          I would suggest latex. If what you are using is latex, and it is still lifting off, you probably have a lot of the old original oil or lead based paint still in the pores of the plaster. Next time you scrape it down, also follow with a wire brush, and then rinse with a mild acid. Rinse it after the acid. After it is dry, then prime with a latex primer and top coat.

          As for the mild acid, my first thought would be diluted muriatic (hydrochloric) acid, but that may be a bit strong and not practical inside the living quarters. A clear vinegar will still give an acid etch to the plaster, letting the paint bond better. All paints bond better to a slightly acid surface than to an alkaline surface, so don't neutralize it with baking soda, etc, unless you are using a strong acid.

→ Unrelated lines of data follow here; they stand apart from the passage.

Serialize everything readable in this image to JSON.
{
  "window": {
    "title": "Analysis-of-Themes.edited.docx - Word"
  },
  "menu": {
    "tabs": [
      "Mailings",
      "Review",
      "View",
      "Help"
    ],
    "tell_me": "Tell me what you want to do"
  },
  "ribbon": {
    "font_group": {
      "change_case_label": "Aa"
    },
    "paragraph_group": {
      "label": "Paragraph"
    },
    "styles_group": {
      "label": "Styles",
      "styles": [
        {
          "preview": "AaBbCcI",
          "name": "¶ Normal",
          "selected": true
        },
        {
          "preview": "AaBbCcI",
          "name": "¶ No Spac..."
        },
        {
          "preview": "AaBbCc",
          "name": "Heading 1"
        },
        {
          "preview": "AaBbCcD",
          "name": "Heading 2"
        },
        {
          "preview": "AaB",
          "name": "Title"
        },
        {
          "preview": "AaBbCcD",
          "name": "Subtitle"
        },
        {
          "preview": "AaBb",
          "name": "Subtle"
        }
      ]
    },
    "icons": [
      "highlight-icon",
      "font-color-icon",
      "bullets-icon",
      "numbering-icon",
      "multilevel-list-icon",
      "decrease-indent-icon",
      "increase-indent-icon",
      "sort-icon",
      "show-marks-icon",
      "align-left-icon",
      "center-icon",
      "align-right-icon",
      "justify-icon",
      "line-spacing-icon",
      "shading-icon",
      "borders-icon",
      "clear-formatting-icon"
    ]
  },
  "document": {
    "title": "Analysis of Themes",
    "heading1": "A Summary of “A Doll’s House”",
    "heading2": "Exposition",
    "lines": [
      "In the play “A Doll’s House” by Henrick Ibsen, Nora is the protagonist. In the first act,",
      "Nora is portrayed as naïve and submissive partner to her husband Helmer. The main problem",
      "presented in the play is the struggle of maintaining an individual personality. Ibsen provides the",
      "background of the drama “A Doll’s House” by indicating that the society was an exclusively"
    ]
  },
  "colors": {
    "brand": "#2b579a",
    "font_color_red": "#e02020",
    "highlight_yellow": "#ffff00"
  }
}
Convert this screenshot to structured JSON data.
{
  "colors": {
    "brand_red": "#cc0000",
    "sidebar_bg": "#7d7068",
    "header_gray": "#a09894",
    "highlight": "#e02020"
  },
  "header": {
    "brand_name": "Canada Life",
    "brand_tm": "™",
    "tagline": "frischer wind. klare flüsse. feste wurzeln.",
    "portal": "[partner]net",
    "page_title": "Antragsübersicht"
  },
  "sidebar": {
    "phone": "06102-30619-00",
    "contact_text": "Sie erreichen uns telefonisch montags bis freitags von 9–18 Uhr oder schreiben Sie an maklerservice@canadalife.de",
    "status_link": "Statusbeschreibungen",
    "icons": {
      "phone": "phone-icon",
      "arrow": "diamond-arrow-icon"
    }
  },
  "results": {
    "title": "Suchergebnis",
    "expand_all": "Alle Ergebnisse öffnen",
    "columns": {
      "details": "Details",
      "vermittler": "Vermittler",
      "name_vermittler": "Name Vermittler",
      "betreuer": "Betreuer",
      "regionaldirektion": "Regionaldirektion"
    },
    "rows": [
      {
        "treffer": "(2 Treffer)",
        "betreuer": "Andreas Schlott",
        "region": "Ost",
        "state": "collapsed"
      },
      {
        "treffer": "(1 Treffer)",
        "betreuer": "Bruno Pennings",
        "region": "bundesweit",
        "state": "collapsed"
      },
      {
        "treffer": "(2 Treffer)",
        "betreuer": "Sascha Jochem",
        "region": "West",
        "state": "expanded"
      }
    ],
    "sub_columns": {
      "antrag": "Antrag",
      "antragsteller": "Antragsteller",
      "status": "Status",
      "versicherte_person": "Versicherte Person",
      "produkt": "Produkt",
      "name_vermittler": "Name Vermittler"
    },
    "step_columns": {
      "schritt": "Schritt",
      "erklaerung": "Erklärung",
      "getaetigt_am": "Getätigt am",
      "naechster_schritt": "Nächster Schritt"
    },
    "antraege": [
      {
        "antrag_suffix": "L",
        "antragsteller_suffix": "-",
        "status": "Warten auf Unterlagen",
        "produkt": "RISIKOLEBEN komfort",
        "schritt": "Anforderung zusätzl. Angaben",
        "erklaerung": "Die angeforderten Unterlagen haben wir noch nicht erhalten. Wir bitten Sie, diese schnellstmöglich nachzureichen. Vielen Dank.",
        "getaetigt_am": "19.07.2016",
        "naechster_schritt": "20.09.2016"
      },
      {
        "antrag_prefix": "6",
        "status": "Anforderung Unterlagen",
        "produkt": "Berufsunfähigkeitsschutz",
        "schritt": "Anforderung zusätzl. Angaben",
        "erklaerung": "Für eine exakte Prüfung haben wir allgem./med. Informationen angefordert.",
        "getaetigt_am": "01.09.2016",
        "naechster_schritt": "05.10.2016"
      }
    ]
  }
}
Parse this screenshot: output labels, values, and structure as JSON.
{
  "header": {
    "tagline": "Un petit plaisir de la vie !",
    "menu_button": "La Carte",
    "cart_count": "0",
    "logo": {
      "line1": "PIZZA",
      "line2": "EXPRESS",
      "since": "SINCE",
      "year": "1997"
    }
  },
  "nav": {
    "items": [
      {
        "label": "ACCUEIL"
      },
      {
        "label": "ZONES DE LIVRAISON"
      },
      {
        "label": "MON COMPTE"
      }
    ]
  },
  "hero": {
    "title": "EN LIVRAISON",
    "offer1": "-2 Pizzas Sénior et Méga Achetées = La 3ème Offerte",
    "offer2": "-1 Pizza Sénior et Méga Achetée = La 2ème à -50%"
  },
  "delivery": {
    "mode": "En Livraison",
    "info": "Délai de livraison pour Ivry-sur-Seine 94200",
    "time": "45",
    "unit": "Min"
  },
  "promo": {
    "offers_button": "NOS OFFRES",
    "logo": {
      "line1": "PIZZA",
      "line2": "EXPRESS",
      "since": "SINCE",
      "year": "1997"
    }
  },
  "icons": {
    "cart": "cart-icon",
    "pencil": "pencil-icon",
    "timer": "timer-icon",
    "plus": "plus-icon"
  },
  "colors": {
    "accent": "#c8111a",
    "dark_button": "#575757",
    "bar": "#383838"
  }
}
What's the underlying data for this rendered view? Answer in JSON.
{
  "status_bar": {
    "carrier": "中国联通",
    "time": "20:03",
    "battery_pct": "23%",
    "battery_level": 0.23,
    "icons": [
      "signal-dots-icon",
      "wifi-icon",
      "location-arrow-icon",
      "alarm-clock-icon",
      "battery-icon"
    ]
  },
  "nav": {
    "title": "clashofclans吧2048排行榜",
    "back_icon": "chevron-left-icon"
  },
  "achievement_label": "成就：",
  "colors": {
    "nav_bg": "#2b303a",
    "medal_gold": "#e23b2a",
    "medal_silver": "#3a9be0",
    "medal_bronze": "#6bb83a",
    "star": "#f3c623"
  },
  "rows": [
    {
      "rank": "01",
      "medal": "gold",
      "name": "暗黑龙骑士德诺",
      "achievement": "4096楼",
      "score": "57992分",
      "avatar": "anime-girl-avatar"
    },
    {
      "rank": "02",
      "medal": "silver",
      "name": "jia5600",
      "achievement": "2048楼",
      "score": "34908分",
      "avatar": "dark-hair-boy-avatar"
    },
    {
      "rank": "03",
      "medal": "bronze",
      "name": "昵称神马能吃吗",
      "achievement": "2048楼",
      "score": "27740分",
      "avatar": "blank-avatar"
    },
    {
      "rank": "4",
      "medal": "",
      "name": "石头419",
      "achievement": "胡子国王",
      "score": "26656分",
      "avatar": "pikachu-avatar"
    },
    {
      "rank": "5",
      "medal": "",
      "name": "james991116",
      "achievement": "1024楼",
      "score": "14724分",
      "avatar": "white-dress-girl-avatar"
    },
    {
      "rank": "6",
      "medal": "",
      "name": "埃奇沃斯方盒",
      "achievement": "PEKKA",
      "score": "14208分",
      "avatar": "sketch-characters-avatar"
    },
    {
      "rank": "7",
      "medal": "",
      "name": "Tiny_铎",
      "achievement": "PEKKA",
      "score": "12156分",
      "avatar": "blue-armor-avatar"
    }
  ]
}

          You can do this with a spray bottle (think a windex bottle, etc) for both the acid and the rinse water, and tape plastic to the base boards to protect any flooring or carpet. Try it on a section this year, and if it works, continue on with the remainder.

          Hope this helps.

          Last edited by Gofor; 10-20-2010, 07:14 PM.
          Practicing at practical wood working


          • #6
            Re: Peeling wall paint and salt water

            Thanks for the reply.

            I'm not sure which type of paint has been used, my brother has done most of that painting in recent years. I will definately try your suggestions next spring. Thanks for the detailed response, much appreciated.


            • #7
              Re: Peeling wall paint and salt water

              Insulating would be a good solution for that. Here in our house the sealing are insulated so that the paint holds tighter and it will last longer.
              Last edited by rotech; 08-21-2011, 11:24 AM.
              Water Damage | Water Damage Elgin IL